  2. Advocacy
    • Promote the recognition of women’s and girls’ involvement in sport, including the areas of participation, coaching, officiating, administration and leadership.
    • Encourage more women and girls to participate through effectively targeted marketing campaigns.
    • Identify and publicize opportunities for recognition, advancement, education, leadership and training.
       
  3. Knowledge Management and Development
    • Serve as a repository of information and resources on establishing and evaluating gender equity.
    • Conduct gender equity audits of organizations and events.
    • Collect relevant data and maintain statistics on women’s and girls’ sport participation, available training and leadership opportunities, and funding.
    • Report on the data as appropriate.

Works Cited
 

Brighton Declaration. (1994). The Brighton Declaration on Women and Sport. British Sports Council. Retrieved from http://iwg-gti.org/the-brighton-declaration-on-women-and-sport/

British Columbia Human Rights Code. (1973). British Columbia Human Rights Code.

British Columbia Human Rights Commission. In the matter of the Human Rights Code S.B.C. 1996 c. 210, section 42(3), and in the matter of an agreement reached between David Morrison, complainant, and the City of Coquitlam, respondent, and the Deputy Chief Commissioner, British Columbia Human Rights Commission. Vancouver (1999). Vancouver: British Columbia Human Rights Commission.

Canadian Association for the Advancement of Women and Sport and Physical Activity. (2012). Actively Engaging Women and Girls: Addressing the Psycho-Social Factors.

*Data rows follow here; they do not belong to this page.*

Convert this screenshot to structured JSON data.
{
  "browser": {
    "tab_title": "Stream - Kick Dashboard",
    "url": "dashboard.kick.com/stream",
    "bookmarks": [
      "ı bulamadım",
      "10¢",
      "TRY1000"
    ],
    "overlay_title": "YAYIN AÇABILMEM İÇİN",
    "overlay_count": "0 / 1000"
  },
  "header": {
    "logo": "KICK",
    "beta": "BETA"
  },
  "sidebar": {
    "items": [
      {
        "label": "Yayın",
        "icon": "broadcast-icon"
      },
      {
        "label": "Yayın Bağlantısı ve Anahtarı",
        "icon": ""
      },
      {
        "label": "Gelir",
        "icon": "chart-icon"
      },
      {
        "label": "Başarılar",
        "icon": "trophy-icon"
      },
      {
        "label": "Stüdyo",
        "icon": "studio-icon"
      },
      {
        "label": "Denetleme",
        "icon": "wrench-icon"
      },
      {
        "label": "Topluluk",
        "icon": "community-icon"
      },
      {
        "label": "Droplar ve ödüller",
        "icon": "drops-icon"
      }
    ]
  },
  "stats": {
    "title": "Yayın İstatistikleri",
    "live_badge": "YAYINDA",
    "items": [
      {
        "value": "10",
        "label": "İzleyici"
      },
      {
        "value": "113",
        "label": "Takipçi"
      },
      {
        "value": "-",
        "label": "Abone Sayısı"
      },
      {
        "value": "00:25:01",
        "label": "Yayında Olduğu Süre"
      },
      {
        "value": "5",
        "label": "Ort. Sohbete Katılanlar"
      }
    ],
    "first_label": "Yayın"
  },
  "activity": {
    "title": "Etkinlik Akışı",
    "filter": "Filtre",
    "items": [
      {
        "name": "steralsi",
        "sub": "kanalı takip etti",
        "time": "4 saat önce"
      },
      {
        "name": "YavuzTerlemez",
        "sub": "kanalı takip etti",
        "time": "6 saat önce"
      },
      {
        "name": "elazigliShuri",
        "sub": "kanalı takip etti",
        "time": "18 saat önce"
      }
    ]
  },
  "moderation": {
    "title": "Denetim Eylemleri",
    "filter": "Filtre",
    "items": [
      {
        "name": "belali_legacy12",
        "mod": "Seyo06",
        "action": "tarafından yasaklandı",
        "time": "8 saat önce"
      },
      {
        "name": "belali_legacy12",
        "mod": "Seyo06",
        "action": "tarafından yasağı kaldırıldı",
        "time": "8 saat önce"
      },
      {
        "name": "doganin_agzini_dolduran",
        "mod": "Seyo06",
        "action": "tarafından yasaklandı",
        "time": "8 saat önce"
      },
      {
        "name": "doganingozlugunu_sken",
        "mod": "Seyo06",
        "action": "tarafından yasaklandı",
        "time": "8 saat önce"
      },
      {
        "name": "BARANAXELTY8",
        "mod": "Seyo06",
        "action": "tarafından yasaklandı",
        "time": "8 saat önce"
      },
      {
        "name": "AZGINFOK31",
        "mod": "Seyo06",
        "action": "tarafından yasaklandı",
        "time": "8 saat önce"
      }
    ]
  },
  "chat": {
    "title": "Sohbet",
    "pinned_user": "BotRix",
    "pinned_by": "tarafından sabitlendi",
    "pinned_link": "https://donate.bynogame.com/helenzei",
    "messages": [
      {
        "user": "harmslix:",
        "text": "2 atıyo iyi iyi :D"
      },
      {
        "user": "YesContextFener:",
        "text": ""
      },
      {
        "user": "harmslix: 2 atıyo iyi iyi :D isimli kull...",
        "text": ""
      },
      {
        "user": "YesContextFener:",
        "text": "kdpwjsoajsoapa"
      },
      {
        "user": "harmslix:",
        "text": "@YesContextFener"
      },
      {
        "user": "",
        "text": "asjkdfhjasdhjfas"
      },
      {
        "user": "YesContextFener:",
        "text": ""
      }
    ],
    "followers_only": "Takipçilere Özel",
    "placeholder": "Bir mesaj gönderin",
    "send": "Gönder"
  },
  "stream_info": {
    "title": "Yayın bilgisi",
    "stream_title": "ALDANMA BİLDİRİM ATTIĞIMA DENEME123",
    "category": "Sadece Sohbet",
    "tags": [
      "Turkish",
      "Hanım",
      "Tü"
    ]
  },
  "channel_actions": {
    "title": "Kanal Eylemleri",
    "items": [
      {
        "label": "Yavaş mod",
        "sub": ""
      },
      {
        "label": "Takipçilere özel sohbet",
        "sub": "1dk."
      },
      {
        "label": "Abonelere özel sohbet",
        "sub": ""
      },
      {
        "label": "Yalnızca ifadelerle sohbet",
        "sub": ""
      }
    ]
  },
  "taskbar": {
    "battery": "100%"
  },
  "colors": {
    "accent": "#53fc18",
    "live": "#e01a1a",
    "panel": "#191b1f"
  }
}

Ottawa, ON: Canadian Association for the Advancement of Women and Sport and Physical Activity (CAAWS). Retrieved from http://www.caaws.ca/ActivelyEngaging/documents/CAAWS_CS4L_Engaging_Women...

Canadian Charter of Rights and Freedoms. (1982). Canadian Charter of Rights and Freedoms, s 2, Part I of the Constitution Act, 1982, being Schedule B to the Canada Act 1982 (UK), 1982, c 11.

Canadian Heritage. (2009, January 1). Actively Engaged: A Policy on Sport for Women and Girls. Canadian Heritage. Retrieved from http://www.pch.gc.ca/eng/1358350442617/1358350694811

 

sign up

Sign-up for our #LEVELTHEFIELD mailing list to stay up-to-date with this campaign, future inclusion launch dates, workshops, grant opportunities, and more.